» **Work order**
Go through the data and copy each line where the word "this" shows up.

[Opening Given records section]

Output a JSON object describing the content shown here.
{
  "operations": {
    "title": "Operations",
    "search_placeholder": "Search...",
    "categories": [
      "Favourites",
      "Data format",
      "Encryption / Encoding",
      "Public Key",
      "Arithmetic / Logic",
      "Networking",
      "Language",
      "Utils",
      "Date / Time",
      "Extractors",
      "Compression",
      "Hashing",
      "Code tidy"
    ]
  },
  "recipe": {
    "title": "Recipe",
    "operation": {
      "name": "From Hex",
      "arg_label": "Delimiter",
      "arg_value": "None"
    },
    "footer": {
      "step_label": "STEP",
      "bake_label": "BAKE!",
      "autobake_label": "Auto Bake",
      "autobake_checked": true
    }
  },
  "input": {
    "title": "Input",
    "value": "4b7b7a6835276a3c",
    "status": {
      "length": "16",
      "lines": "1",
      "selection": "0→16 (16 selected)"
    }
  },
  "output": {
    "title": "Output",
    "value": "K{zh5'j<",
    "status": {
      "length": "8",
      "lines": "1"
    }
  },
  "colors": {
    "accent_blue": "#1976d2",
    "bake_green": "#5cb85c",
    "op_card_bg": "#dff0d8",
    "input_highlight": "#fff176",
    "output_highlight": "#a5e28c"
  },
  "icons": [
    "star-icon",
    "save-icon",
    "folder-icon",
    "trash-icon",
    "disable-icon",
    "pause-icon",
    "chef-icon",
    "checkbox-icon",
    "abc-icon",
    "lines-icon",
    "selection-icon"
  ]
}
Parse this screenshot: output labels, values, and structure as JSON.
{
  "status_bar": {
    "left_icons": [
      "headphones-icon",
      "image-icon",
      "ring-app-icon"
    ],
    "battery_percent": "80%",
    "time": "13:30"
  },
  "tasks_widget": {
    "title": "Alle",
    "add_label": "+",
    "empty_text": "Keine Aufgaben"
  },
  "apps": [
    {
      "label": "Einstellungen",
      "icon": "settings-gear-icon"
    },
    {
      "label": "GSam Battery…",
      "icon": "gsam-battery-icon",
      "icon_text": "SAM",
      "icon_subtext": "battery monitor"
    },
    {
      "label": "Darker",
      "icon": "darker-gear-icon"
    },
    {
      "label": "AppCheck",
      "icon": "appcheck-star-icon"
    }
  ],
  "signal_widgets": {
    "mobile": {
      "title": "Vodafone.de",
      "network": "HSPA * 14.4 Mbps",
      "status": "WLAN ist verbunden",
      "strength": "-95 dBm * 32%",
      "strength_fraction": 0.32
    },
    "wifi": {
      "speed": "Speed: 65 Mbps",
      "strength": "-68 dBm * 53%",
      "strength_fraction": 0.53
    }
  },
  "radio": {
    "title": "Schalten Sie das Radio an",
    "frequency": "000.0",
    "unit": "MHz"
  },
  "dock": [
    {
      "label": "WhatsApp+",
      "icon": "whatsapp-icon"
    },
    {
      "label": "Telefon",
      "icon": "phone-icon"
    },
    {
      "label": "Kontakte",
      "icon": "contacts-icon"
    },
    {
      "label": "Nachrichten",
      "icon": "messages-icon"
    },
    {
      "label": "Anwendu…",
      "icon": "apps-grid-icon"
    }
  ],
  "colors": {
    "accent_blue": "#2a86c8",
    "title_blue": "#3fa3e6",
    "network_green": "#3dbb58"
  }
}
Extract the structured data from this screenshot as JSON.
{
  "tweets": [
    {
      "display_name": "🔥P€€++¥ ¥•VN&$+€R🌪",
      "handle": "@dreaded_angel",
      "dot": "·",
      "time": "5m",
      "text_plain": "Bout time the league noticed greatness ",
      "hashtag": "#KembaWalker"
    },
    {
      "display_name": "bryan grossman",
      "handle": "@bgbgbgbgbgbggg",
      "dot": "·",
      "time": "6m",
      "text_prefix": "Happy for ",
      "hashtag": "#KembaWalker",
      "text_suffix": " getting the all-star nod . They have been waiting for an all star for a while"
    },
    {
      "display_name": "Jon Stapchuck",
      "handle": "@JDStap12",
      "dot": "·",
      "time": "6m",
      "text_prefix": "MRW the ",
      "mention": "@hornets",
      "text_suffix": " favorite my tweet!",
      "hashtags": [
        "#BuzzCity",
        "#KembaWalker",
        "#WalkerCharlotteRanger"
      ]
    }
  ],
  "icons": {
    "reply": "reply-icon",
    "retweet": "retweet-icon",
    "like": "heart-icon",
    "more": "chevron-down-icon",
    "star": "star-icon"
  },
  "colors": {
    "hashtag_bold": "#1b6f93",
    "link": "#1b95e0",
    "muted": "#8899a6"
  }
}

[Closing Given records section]

» **Exercise result**
Parse this screenshot: output labels, values, and structure as JSON.
Extract the structured data from this screenshot as JSON.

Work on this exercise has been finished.